Kosovo, Serbian presidents hold first meeting in Brussels
|Publisher||Radio Free Europe/Radio Liberty|
|Publication Date||6 February 2013|
|Cite as||Radio Free Europe/Radio Liberty, Kosovo, Serbian presidents hold first meeting in Brussels, 6 February 2013, available at: http://www.refworld.org/docid/512235c2c.html [accessed 26 May 2016]|
Last updated (GMT/UTC): 06.02.2013 19:02
Kosovo's Atifete Jahjaga (left) and Serbia's Tomislav Nikolic are holding their first meeting under EU auspices.
BRUSSELS – The Serbian and Kosovar presidents have held their first meeting since Kosovo declared independence from Serbia in 2008.
The meeting between Kosovo's President Atifete Jahjaga and her Serbian counterpart, Tomislav Nikolic, took place in Brussels, under the mediation of the European Union.
The two leaders met separately with EU foreign-policy chief Catherine Ashton before all three held a joint meeting.
The talks aimed to ease tensions stemming from Kosovo's secession from Serbia.
Ashton said after three hours of meetings the two leaders, who as presidents of their respective countries both hold largely ceremonial posts, vowed to continue discussions.

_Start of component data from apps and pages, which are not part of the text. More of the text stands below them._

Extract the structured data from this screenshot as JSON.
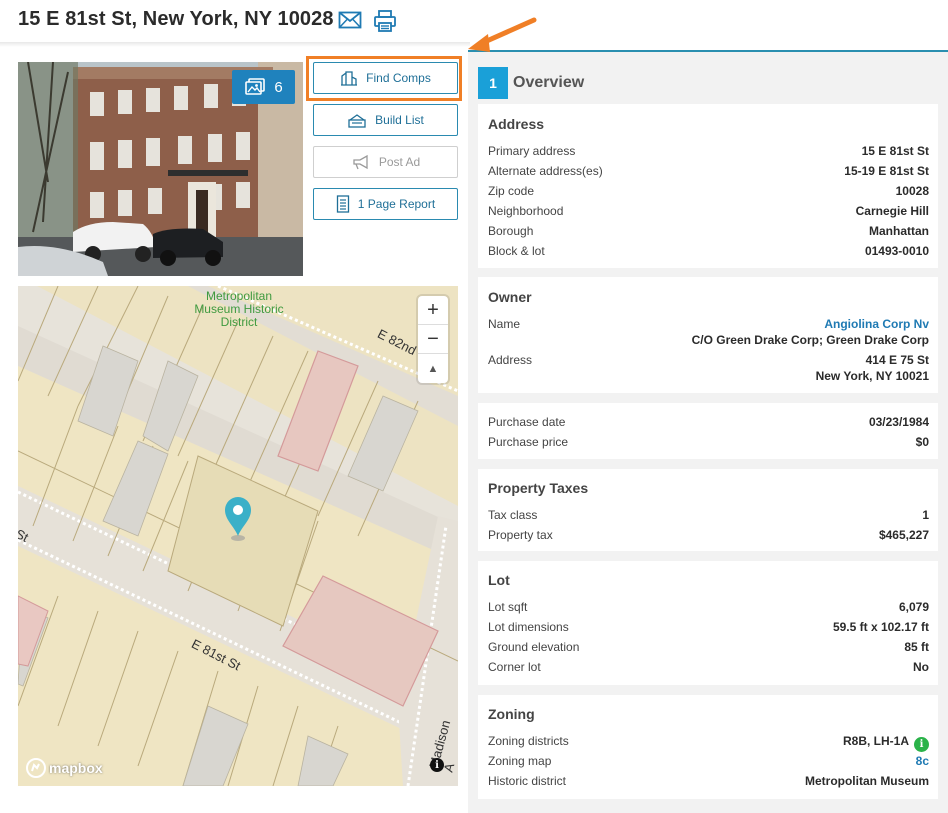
{
  "header": {
    "title": "15 E 81st St, New York, NY 10028",
    "icons": [
      "envelope-icon",
      "printer-icon"
    ]
  },
  "photo": {
    "count": "6"
  },
  "actions": {
    "find_comps": "Find Comps",
    "build_list": "Build List",
    "post_ad": "Post Ad",
    "page_report": "1 Page Report"
  },
  "map": {
    "district_label": [
      "Metropolitan",
      "Museum Historic",
      "District"
    ],
    "street_81": "E 81st St",
    "street_82": "E 82nd",
    "street_madison": "Madison A",
    "street_fragment": "St",
    "zoom_in": "+",
    "zoom_out": "−",
    "compass": "▲",
    "attribution": "mapbox",
    "info": "i"
  },
  "overview": {
    "number": "1",
    "title": "Overview",
    "address": {
      "title": "Address",
      "rows": [
        {
          "label": "Primary address",
          "value": "15 E 81st St"
        },
        {
          "label": "Alternate address(es)",
          "value": "15-19 E 81st St"
        },
        {
          "label": "Zip code",
          "value": "10028"
        },
        {
          "label": "Neighborhood",
          "value": "Carnegie Hill"
        },
        {
          "label": "Borough",
          "value": "Manhattan"
        },
        {
          "label": "Block & lot",
          "value": "01493-0010"
        }
      ]
    },
    "owner": {
      "title": "Owner",
      "name_label": "Name",
      "name_value": "Angiolina Corp Nv",
      "name_sub": "C/O Green Drake Corp; Green Drake Corp",
      "address_label": "Address",
      "address_line1": "414 E 75 St",
      "address_line2": "New York, NY 10021"
    },
    "purchase": {
      "rows": [
        {
          "label": "Purchase date",
          "value": "03/23/1984"
        },
        {
          "label": "Purchase price",
          "value": "$0"
        }
      ]
    },
    "taxes": {
      "title": "Property Taxes",
      "rows": [
        {
          "label": "Tax class",
          "value": "1"
        },
        {
          "label": "Property tax",
          "value": "$465,227"
        }
      ]
    },
    "lot": {
      "title": "Lot",
      "rows": [
        {
          "label": "Lot sqft",
          "value": "6,079"
        },
        {
          "label": "Lot dimensions",
          "value": "59.5 ft x 102.17 ft"
        },
        {
          "label": "Ground elevation",
          "value": "85 ft"
        },
        {
          "label": "Corner lot",
          "value": "No"
        }
      ]
    },
    "zoning": {
      "title": "Zoning",
      "rows": [
        {
          "label": "Zoning districts",
          "value": "R8B, LH-1A"
        },
        {
          "label": "Zoning map",
          "value": "8c"
        },
        {
          "label": "Historic district",
          "value": "Metropolitan Museum"
        }
      ],
      "info": "i"
    }
  },
  "colors": {
    "accent": "#1f7ab3",
    "highlight": "#f07f26",
    "overview_badge": "#1aa0d8",
    "info_green": "#2bb34a"
  }
}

"Both President Nikolic and President Jahjaga have assured me of their continued support and commitment to the dialogue and their respective European agendas," Ashton said.
"I reaffirmed the European perspective for both Serbia and Kosovo and encouraged both sides to continue with the efforts that needed for further progress towards the European Union, along the lines we set out in the December 2012 conclusions of the Council of the European Union."
Ashton said discussions focused on the situation in northern Kosovo, populated mainly by ethnic Serbs. "We are now tackling the issue of northern Kosovo and the coming weeks will be critical," she said.
The prime ministers of Serbia and Kosovo, Ivica Dacic and Hashim Thaci, respectively, have met several times, most recently in October 2012, for negotiations also sponsored by the EU.
After the meeting, Nikolic urged Kosovo to drop its claim to independence.
"For the start it was good, we have opened the talks ... it's better to talk longer and to somehow come to a solution but, if Pristina's position stays firm and unchanged that they are an independent state, which, let's say, is not recognized by the UN, then we will hardly reach an agreement."
Jahjaga, however, said Belgrade needed to move on.
"Unfortunately he remained [in the realm of] radical nationalist options that have caused a lot of damage and a lot of consequences, not only to my country but to the entire region," Jahjaga said.
"And I expect from the Serbian people to enjoy the positive changes and the spirit of the cooperation and the spirit of the good neighborhood relations. This age is the age of integration. The time of the hegemony has already passed. It is a time when we have to look on the process of integration towards the EU and the EU-Atlantic processes."
Serbia, backed by ally Russia, continues to reject Kosovo's independence.
But Belgrade has agreed to an EU-brokered dialogue with Kosovo's ethnic Albanian leadership, aimed at normalizing relations, in order to advance Serbia's bid to join the EU.
In an interview with RFE/RL ahead of the meeting, Jahjaga expressed hope the meeting would contribute to better relations between Serbs and Kosovars.
Most member states of the EU are among some 100 countries that have recognized Kosovo's independence.
Serbia lost control of Kosovo in the 1999 NATO air war.
With reporting by Reuters, AP, and AFP